Passing bitwise OR enum values

Everyone who has ever used a Regex knows this form of parameter:

[csharp] Regex r = new Regex("", RegexOptions.Singleline | RegexOptions.IgnoreCase); [/csharp]

I often wondered how to do that as well and because nobody ever taught me that at school, I had to figure it out myself. And today I did, and I'm sharing :)

This is very useful if you have a class that takes a lot of options and you don't want to add a bool for each possible option.

First you need to create an enum with the possible options, and number them binary. (eg: 1, 2, 4, 8, 16, ...)

[csharp] public enum Pars { One = 1, Two = 2, Three = 4, Four = 8, Five = 16, Six = 32, Seven = 64 } / Pars / [/csharp]

Next you need to have a method which takes this enum as a parameter, after which you can extract each of the possible options from it with a bitwise AND:

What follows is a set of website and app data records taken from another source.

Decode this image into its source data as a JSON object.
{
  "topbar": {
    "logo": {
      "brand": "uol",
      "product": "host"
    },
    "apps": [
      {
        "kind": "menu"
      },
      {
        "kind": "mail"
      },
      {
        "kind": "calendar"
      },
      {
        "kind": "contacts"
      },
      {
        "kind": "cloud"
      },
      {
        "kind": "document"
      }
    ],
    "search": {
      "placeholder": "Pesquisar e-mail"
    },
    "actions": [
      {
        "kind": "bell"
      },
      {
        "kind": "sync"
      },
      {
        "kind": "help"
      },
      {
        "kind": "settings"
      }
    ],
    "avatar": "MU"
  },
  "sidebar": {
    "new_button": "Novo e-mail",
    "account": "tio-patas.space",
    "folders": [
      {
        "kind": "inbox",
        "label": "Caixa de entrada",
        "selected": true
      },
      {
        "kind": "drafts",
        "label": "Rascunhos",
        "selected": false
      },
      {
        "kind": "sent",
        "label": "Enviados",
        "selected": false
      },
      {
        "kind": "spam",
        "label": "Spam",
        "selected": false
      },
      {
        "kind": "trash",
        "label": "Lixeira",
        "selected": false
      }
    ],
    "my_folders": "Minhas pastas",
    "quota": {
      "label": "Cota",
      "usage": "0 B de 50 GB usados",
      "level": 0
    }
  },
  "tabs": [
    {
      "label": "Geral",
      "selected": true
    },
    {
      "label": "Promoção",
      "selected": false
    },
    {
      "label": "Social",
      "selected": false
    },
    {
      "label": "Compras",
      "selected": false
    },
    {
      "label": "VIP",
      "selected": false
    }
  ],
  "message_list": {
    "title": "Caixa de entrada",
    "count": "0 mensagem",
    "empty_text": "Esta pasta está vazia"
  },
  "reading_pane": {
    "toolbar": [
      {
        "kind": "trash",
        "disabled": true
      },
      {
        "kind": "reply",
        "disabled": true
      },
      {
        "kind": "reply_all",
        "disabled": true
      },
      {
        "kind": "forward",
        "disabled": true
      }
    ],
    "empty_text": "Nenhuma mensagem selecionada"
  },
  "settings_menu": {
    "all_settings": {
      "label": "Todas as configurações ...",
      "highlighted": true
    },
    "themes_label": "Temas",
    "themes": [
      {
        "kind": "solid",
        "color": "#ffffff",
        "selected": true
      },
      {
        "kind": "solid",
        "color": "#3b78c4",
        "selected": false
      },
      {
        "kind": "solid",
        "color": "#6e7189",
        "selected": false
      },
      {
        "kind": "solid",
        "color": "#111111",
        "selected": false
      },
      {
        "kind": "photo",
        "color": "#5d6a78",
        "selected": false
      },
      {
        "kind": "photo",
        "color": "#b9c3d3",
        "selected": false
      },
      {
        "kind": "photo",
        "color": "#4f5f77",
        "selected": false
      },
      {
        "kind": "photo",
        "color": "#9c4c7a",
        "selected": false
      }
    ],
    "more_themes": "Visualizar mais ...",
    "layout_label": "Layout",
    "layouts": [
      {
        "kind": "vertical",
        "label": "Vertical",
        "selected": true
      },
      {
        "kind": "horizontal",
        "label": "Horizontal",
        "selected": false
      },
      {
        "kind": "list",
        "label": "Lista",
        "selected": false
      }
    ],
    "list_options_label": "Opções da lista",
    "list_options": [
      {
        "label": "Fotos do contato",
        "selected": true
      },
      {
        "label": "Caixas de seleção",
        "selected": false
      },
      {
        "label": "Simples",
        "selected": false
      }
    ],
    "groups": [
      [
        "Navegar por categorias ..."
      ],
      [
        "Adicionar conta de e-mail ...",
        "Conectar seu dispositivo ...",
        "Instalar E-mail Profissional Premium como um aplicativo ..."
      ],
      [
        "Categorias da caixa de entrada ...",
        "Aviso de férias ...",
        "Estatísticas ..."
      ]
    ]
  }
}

[csharp] private static void TestPars(Pars options) { if ((options & Pars.One) == Pars.One) { Console.WriteLine("One"); } if ((options & Pars.Two) == Pars.Two) { Console.WriteLine("Two"); } if ((options & Pars.Three) == Pars.Three) { Console.WriteLine("Three"); } if ((options & Pars.Four) == Pars.Four) { Console.WriteLine("Four"); } if ((options & Pars.Five) == Pars.Five) { Console.WriteLine("Five"); } if ((options & Pars.Six) == Pars.Six) { Console.WriteLine("Six"); } if ((options & Pars.Seven) == Pars.Seven) { Console.WriteLine("Seven"); } } / TestPars / [/csharp]

When all this is done, you call the method, passing the options you want with a bitwise OR between them, like this:

[csharp] static void Main(string[] args) { TestPars(Pars.Three | Pars.Five | Pars.Seven); } [/csharp]

This example will print Three, Five and Seven.

How does it work internally?

Here are the rules for the bitwise operators:

Bitwise OR: 0101 (expression1)

1100 (expression2)

1101 (result)

Bitwise AND: 0101 (expression1)

1100 (expression2)

0100 (result)

Now, our enum has the following binary values:

1 - 0001 2 - 0010 3 - 0100 4 - 1000 ...

If for example we pass the options One and Two along, we combine them with the bitwise OR, creating 0011.

And if we want to check if Four was passed along, in our if we check if the options combined bitwise with Four result in Four.




Four was not passed.

If we check with Two we get the following:




And 0010 = Two, our if = true, and Two was passed along.

A lot of you will say "well duh, that's basics". Could be true, but I never learned it at school, and never ever had the need for it, but now I wanted to know, and I guess there are more people out there who haven't learned it either.